[Element data from apps and pages]
====================
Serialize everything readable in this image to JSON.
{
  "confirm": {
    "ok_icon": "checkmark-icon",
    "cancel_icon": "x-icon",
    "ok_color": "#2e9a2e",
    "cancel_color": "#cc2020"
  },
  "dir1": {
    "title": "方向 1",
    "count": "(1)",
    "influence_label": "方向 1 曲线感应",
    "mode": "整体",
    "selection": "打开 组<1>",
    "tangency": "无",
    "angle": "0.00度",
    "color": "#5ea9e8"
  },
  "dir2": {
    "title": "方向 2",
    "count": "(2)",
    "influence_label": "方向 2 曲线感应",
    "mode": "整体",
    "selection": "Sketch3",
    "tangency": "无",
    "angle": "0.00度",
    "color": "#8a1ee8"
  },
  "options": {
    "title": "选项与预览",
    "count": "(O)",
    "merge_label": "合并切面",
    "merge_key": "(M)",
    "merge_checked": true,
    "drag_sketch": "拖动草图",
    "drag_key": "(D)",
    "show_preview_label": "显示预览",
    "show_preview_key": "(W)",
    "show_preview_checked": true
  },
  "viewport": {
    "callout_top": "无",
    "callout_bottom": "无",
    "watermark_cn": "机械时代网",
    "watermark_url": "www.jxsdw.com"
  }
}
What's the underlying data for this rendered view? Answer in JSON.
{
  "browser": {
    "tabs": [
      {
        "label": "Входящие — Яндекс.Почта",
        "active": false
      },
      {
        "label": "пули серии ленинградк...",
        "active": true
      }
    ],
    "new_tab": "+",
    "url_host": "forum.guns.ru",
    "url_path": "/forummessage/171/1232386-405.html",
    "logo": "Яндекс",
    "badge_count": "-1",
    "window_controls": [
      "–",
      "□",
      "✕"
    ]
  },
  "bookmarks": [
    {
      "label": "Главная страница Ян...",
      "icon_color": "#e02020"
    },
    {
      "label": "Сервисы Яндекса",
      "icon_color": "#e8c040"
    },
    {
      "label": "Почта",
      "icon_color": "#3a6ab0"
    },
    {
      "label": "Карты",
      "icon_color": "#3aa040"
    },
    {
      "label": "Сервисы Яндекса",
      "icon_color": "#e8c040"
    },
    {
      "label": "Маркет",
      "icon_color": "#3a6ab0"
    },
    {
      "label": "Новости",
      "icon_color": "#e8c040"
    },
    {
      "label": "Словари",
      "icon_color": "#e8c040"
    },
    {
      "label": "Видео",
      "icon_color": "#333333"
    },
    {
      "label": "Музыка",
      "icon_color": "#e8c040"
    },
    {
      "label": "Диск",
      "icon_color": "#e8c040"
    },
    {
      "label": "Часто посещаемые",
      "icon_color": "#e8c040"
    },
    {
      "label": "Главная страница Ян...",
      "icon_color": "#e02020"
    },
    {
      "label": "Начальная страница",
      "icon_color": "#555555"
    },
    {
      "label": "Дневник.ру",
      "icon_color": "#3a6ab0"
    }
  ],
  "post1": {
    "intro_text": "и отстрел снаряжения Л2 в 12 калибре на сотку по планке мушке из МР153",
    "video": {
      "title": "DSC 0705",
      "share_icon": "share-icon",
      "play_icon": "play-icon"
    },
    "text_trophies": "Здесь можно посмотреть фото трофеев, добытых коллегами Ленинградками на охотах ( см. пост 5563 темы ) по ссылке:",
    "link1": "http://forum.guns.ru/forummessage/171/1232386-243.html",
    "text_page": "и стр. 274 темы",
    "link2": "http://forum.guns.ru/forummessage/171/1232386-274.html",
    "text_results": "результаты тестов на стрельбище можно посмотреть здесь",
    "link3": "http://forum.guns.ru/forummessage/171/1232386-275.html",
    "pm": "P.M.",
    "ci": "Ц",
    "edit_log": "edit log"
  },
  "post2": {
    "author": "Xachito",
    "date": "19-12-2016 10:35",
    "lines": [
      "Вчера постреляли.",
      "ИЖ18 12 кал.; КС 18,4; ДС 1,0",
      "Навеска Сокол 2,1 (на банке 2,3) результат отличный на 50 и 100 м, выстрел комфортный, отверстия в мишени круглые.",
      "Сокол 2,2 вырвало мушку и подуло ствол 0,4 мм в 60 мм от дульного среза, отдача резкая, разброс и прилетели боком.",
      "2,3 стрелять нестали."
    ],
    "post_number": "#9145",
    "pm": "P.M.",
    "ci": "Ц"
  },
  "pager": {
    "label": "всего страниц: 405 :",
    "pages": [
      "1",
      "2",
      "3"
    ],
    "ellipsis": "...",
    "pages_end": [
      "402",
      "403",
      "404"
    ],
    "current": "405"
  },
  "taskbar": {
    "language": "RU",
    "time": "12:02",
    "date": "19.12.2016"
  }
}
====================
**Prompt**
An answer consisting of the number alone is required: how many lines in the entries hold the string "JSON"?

**Response for this exercise**
2